Views of public sought on two-tier libraries

Have your say

YET more of the region’s libraries could be closed or have their opening hours cut after a consultation by a Yorkshire council on making its service “efficient and sustainable” was announced yesterday.

Barnsley Council said that it would be asking people in the town for their views “on the future priorities for the library service”, in a public consultation which is set to run for the next 12 weeks.

The consultation documents suggest that the 17 libraries in Barnsley will be split into two types – nine “community libraries” and seven smaller “neighbourhood libraries”, which could be run by local organisations.

Kendray Library, meanwhile, which is currently only open on three afternoons and one morning a week, would close.

A spokesman for Barnsley Council said yesterday: “Together we need to make sure we focus on the right things that matter so that the service goes from strength to strength.

“The ‘Future Libraries Strategy’ will see the council continuing to provide a comprehensive library service to all residents, while ensuring that it is more relevant, efficient and sustainable.”

This announcement comes at a time when Barnsley Council is facing almost £16m of spending cuts in the current financial year.

The consultation period on the proposed library service changes will run until Monday, July 1.

Within the consultation documents, residents are asked by the authority if they know of any “organisations, community groups, premises owners or individuals that would be interested in working with us” or if they would be interested in getting involved with the council’s library service themselves.

Part of the consultation involves commenting on the proposed changes to library opening hours.

Of the 16 libraries that would remain open, 10 would have their opening hours slashed. Only branches in Goldthorpe and Penistone would have their opening hours increased.

Proposed community libraries – in Barnsley town centre, Cudworth, Goldthorpe, Hoyland, Mapplewell, Penistone, Royston, Wombwell, and the Roundhouse in Athersley – would have a full book stock, a range of activities and access to meeting rooms.

These libraries would be open during the week, and on Saturday mornings.

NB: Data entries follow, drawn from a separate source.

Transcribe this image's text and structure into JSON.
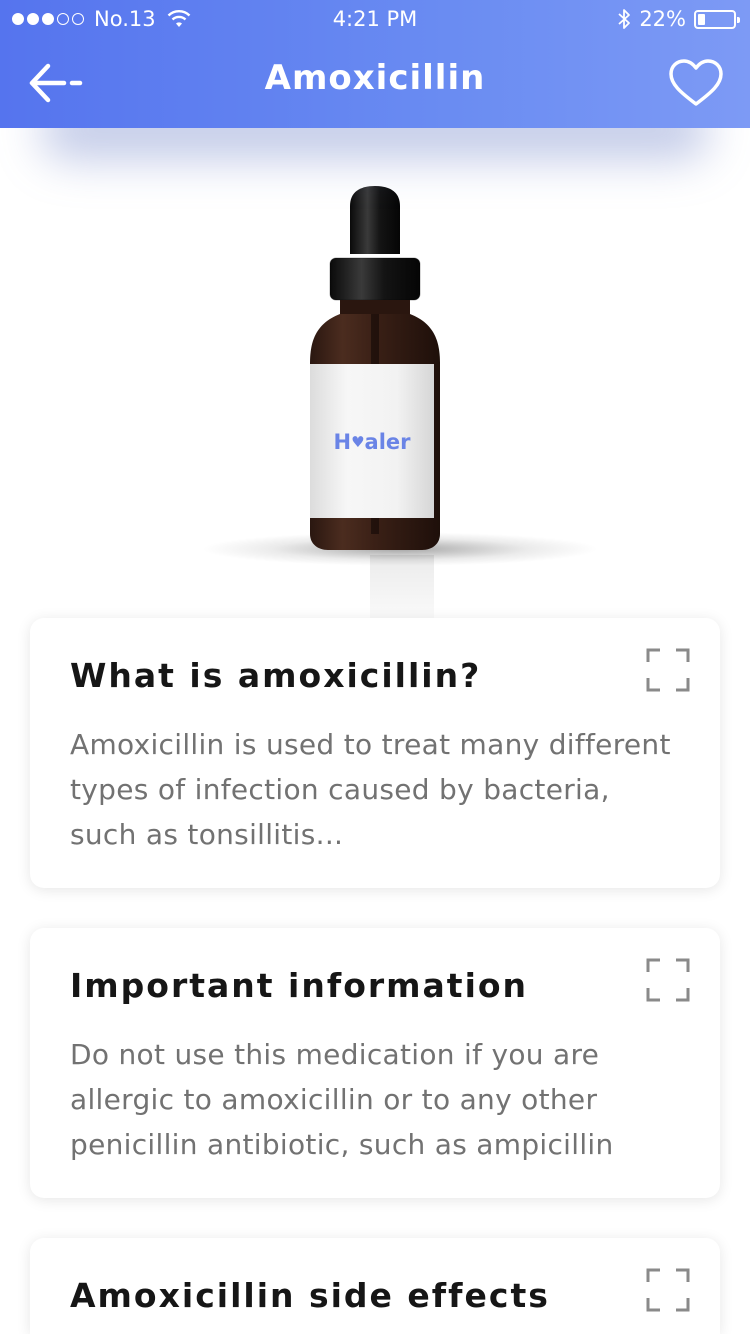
{
  "status_bar": {
    "carrier": "No.13",
    "time": "4:21 PM",
    "battery_text": "22%",
    "battery_level": 0.22
  },
  "header": {
    "title": "Amoxicillin",
    "back_icon": "back-arrow-icon",
    "favorite_icon": "heart-outline-icon",
    "gradient_start": "#5574ee",
    "gradient_end": "#7d9af5"
  },
  "product": {
    "brand_prefix": "H",
    "brand_suffix": "aler",
    "brand_color": "#6a84e6"
  },
  "cards": [
    {
      "title": "What is amoxicillin?",
      "text": "Amoxicillin is used to treat many different types of infection caused by bacteria, such as tonsillitis..."
    },
    {
      "title": "Important information",
      "text": "Do not use this medication if you are allergic to amoxicillin or to any other penicillin antibiotic, such as ampicillin"
    },
    {
      "title": "Amoxicillin side effects",
      "text": ""
    }
  ]
}
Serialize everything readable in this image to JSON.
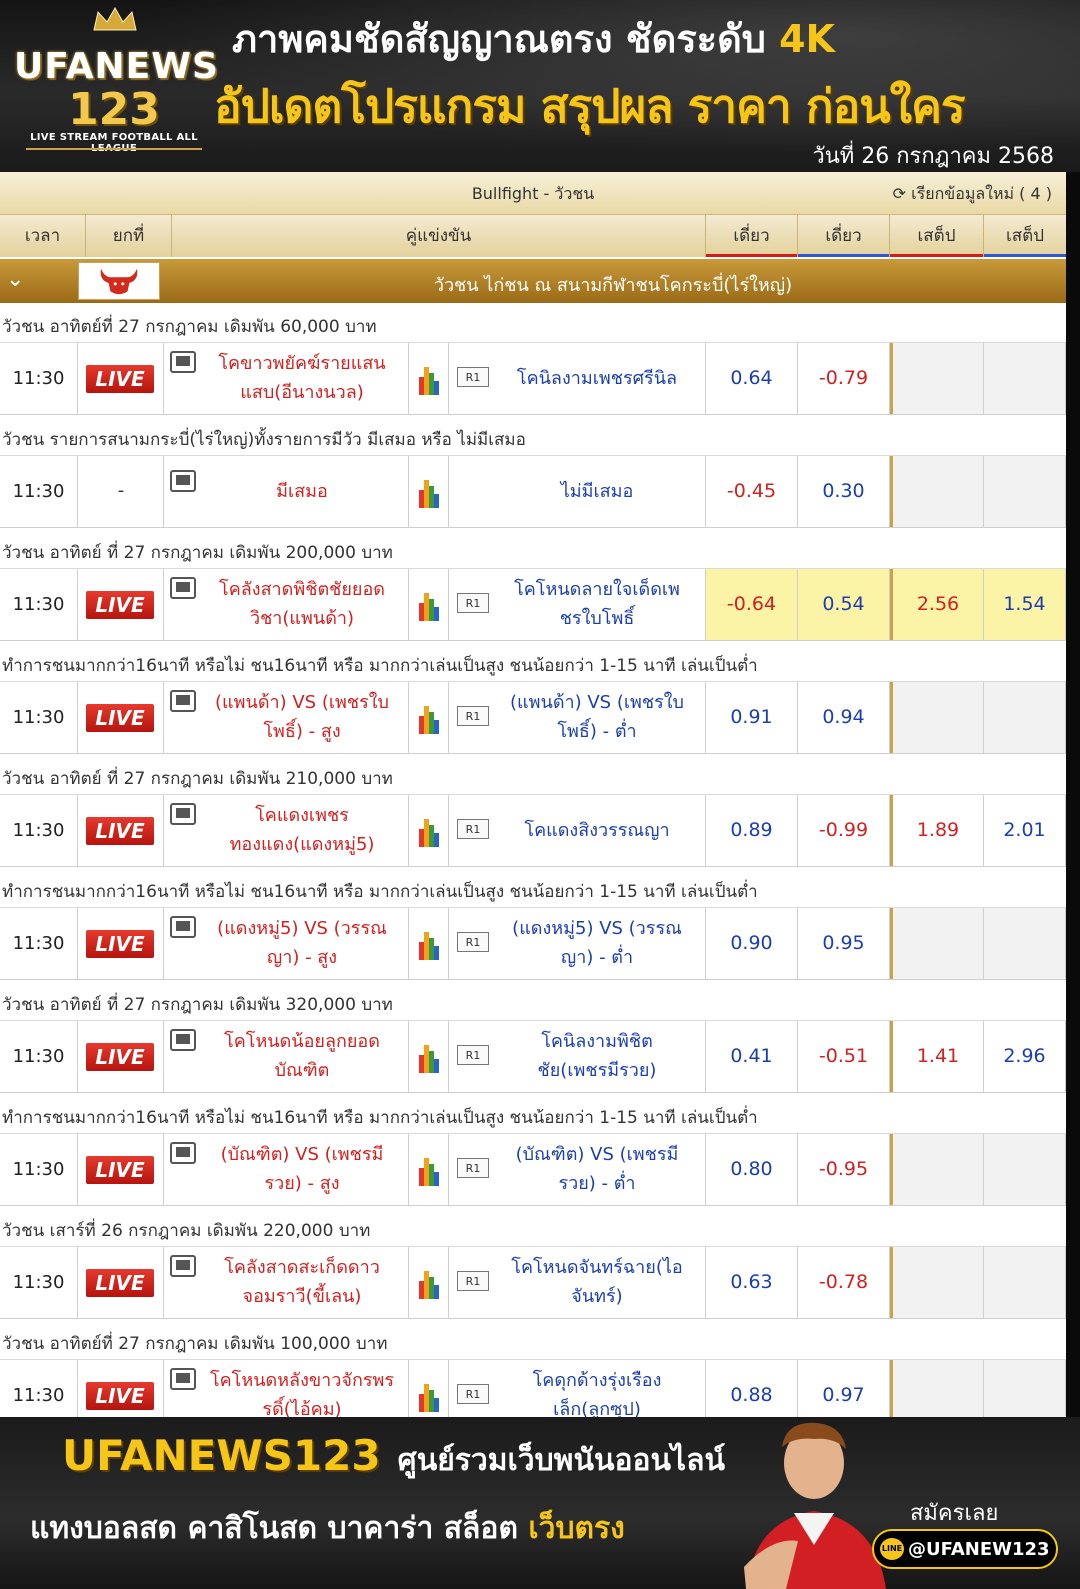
{
  "banner": {
    "logo_brand": "UFANEWS",
    "logo_number": "123",
    "logo_tagline": "LIVE STREAM FOOTBALL ALL LEAGUE",
    "headline": "ภาพคมชัดสัญญาณตรง ชัดระดับ",
    "headline_accent": "4K",
    "subheadline": "อัปเดตโปรแกรม สรุปผล ราคา ก่อนใคร",
    "date": "วันที่ 26 กรกฎาคม 2568"
  },
  "board": {
    "title": "Bullfight - วัวชน",
    "refresh_label": "เรียกข้อมูลใหม่ ( 4 )",
    "columns": {
      "time": "เวลา",
      "round": "ยกที่",
      "match": "คู่แข่งขัน",
      "odds1": "เดี่ยว",
      "odds2": "เดี่ยว",
      "odds3": "เสต็ป",
      "odds4": "เสต็ป"
    },
    "venue": "วัวชน ไก่ชน ณ สนามกีฬาชนโคกระบี่(ไร่ใหญ่)"
  },
  "sections": [
    {
      "label": "วัวชน อาทิตย์ที่ 27 กรกฎาคม เดิมพัน 60,000 บาท",
      "rows": [
        {
          "time": "11:30",
          "status": "LIVE",
          "home": "โคขาวพยัคฆ์รายแสน\nแสบ(อีนางนวล)",
          "away_tag": "R1",
          "away": "โคนิลงามเพชรศรีนิล",
          "o1": "0.64",
          "o2": "-0.79",
          "o3": "",
          "o4": "",
          "highlight": false
        }
      ]
    },
    {
      "label": "วัวชน รายการสนามกระบี่(ไร่ใหญ่)ทั้งรายการมีวัว มีเสมอ หรือ ไม่มีเสมอ",
      "rows": [
        {
          "time": "11:30",
          "status": "-",
          "home": "มีเสมอ",
          "away_tag": "",
          "away": "ไม่มีเสมอ",
          "o1": "-0.45",
          "o2": "0.30",
          "o3": "",
          "o4": "",
          "highlight": false
        }
      ]
    },
    {
      "label": "วัวชน อาทิตย์ ที่ 27 กรกฎาคม เดิมพัน 200,000 บาท",
      "rows": [
        {
          "time": "11:30",
          "status": "LIVE",
          "home": "โคลังสาดพิชิตชัยยอด\nวิชา(แพนด้า)",
          "away_tag": "R1",
          "away": "โคโหนดลายใจเด็ดเพ\nชรใบโพธิ์",
          "o1": "-0.64",
          "o2": "0.54",
          "o3": "2.56",
          "o4": "1.54",
          "highlight": true
        }
      ]
    },
    {
      "label": "ทำการชนมากกว่า16นาที หรือไม่ ชน16นาที หรือ มากกว่าเล่นเป็นสูง ชนน้อยกว่า 1-15 นาที เล่นเป็นต่ำ",
      "rows": [
        {
          "time": "11:30",
          "status": "LIVE",
          "home": "(แพนด้า) VS (เพชรใบ\nโพธิ์) - สูง",
          "away_tag": "R1",
          "away": "(แพนด้า) VS (เพชรใบ\nโพธิ์) - ต่ำ",
          "o1": "0.91",
          "o2": "0.94",
          "o3": "",
          "o4": "",
          "highlight": false
        }
      ]
    },
    {
      "label": "วัวชน อาทิตย์ ที่ 27 กรกฎาคม เดิมพัน 210,000 บาท",
      "rows": [
        {
          "time": "11:30",
          "status": "LIVE",
          "home": "โคแดงเพชร\nทองแดง(แดงหมู่5)",
          "away_tag": "R1",
          "away": "โคแดงสิงวรรณญา",
          "o1": "0.89",
          "o2": "-0.99",
          "o3": "1.89",
          "o4": "2.01",
          "highlight": false
        }
      ]
    },
    {
      "label": "ทำการชนมากกว่า16นาที หรือไม่ ชน16นาที หรือ มากกว่าเล่นเป็นสูง ชนน้อยกว่า 1-15 นาที เล่นเป็นต่ำ",
      "rows": [
        {
          "time": "11:30",
          "status": "LIVE",
          "home": "(แดงหมู่5) VS (วรรณ\nญา) - สูง",
          "away_tag": "R1",
          "away": "(แดงหมู่5) VS (วรรณ\nญา) - ต่ำ",
          "o1": "0.90",
          "o2": "0.95",
          "o3": "",
          "o4": "",
          "highlight": false
        }
      ]
    },
    {
      "label": "วัวชน อาทิตย์ ที่ 27 กรกฎาคม เดิมพัน 320,000 บาท",
      "rows": [
        {
          "time": "11:30",
          "status": "LIVE",
          "home": "โคโหนดน้อยลูกยอด\nบัณฑิต",
          "away_tag": "R1",
          "away": "โคนิลงามพิชิต\nชัย(เพชรมีรวย)",
          "o1": "0.41",
          "o2": "-0.51",
          "o3": "1.41",
          "o4": "2.96",
          "highlight": false
        }
      ]
    },
    {
      "label": "ทำการชนมากกว่า16นาที หรือไม่ ชน16นาที หรือ มากกว่าเล่นเป็นสูง ชนน้อยกว่า 1-15 นาที เล่นเป็นต่ำ",
      "rows": [
        {
          "time": "11:30",
          "status": "LIVE",
          "home": "(บัณฑิต) VS (เพชรมี\nรวย) - สูง",
          "away_tag": "R1",
          "away": "(บัณฑิต) VS (เพชรมี\nรวย) - ต่ำ",
          "o1": "0.80",
          "o2": "-0.95",
          "o3": "",
          "o4": "",
          "highlight": false
        }
      ]
    },
    {
      "label": "วัวชน เสาร์ที่ 26 กรกฎาคม เดิมพัน 220,000 บาท",
      "rows": [
        {
          "time": "11:30",
          "status": "LIVE",
          "home": "โคลังสาดสะเก็ดดาว\nจอมราวี(ขี้เลน)",
          "away_tag": "R1",
          "away": "โคโหนดจันทร์ฉาย(ไอ\nจันทร์)",
          "o1": "0.63",
          "o2": "-0.78",
          "o3": "",
          "o4": "",
          "highlight": false
        }
      ]
    },
    {
      "label": "วัวชน อาทิตย์ที่ 27 กรกฎาคม เดิมพัน 100,000 บาท",
      "rows": [
        {
          "time": "11:30",
          "status": "LIVE",
          "home": "โคโหนดหลังขาวจักรพร\nรดิ์(ไอ้คม)",
          "away_tag": "R1",
          "away": "โคดุกด้างรุ่งเรือง\nเล็ก(ลูกซุป)",
          "o1": "0.88",
          "o2": "0.97",
          "o3": "",
          "o4": "",
          "highlight": false
        }
      ]
    }
  ],
  "footer": {
    "brand": "UFANEWS123",
    "tagline": "ศูนย์รวมเว็บพนันออนไลน์",
    "line2_white": "แทงบอลสด คาสิโนสด บาคาร่า สล็อต",
    "line2_accent": "เว็บตรง",
    "cta": "สมัครเลย",
    "line_badge": "LINE",
    "line_id": "@UFANEW123"
  },
  "colors": {
    "accent_gold": "#f5c518",
    "header_band": "#c99a3a",
    "live_red": "#d42020",
    "odds_blue": "#1c3fb0",
    "highlight_yellow": "#fbf3a6"
  }
}
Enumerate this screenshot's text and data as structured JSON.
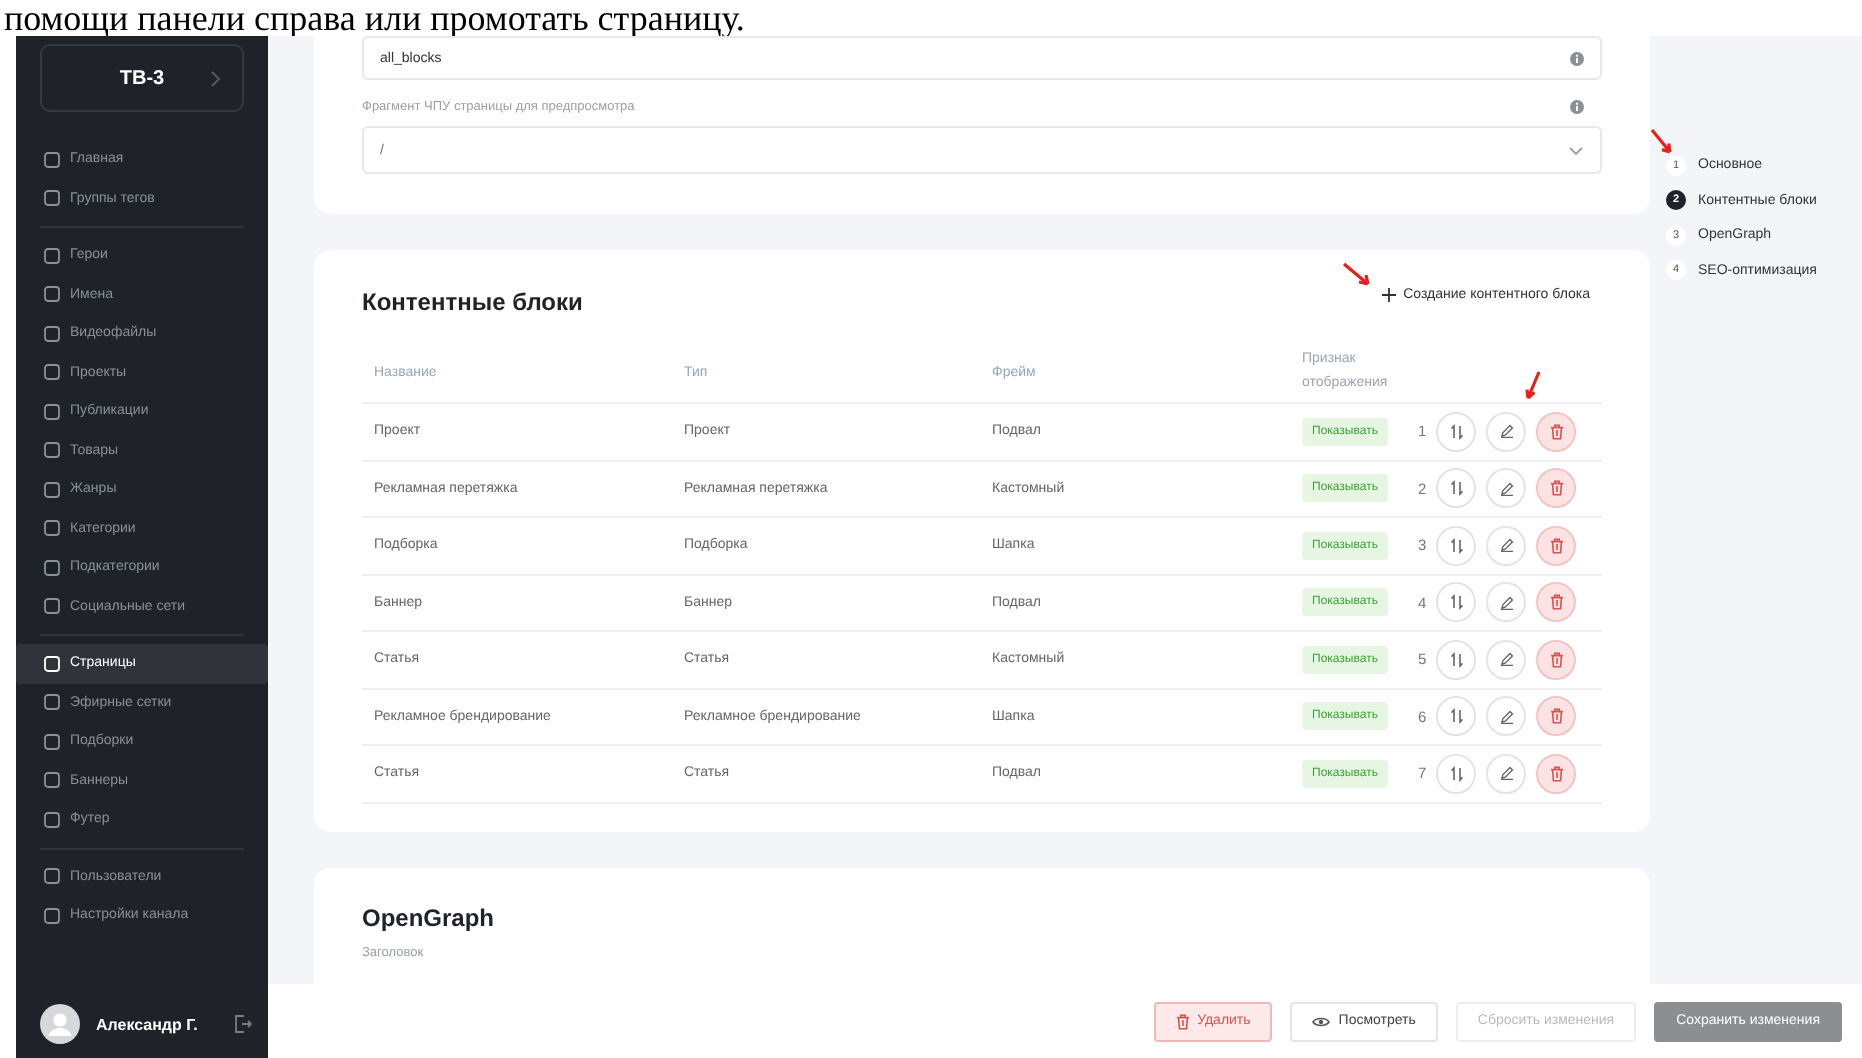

It is unclear, meanwhile, whether or not those libraries downgraded to neighbourhood libraries – in Darfield, Dodworth, Grimethorpe, Monk Bretton Thurnscoe, Worsbrough and the Priory campus in Lundwood – would remain open at all, unless other organisations are found to run them.

If they do remain open, the plan is for those libraries to operate on reduced hours and also have a “smaller book stock”.

Coun Jenny Platts, Barnsley Council’s spokesman for adults and communities, said yesterday: “As the cabinet member responsible for libraries, I share a passion that many people across Barnsley have for their local library and am determined to deliver a first-class service that provides safe, accessible and friendly spaces at the heart of our borough’s communities.

“This strategy clearly sets out the aspirations Barnsley Council has for the library service over the next three years and the plan in this document is key to ensuring we achieve these.

“I would encourage people to participate in the consultation process and share with us ways in which we can work together to secure a positive future for the service.”

After a similar consultation ran in neighbouring Sheffield, it was announced that 14 of the city’s 27 community libraries would be closed unless third-party organisations could be found to take them over instead.

The city’s ruling Labour administration said that it had no choice but to make the cuts, after being forced to save £1.6m from the £6.8m library budget as part of £50m cuts in the coming year.

Sheffield Council has not yet announced which of the city’s libraries could be set to close.

Meanwhile, events will be held at Rotherham’s new central Riverside library on Tuesday, April 23, to mark its first birthday.

Activities will include art workshops, performances from pianist Graham Cowley and a writers’ drop-in session.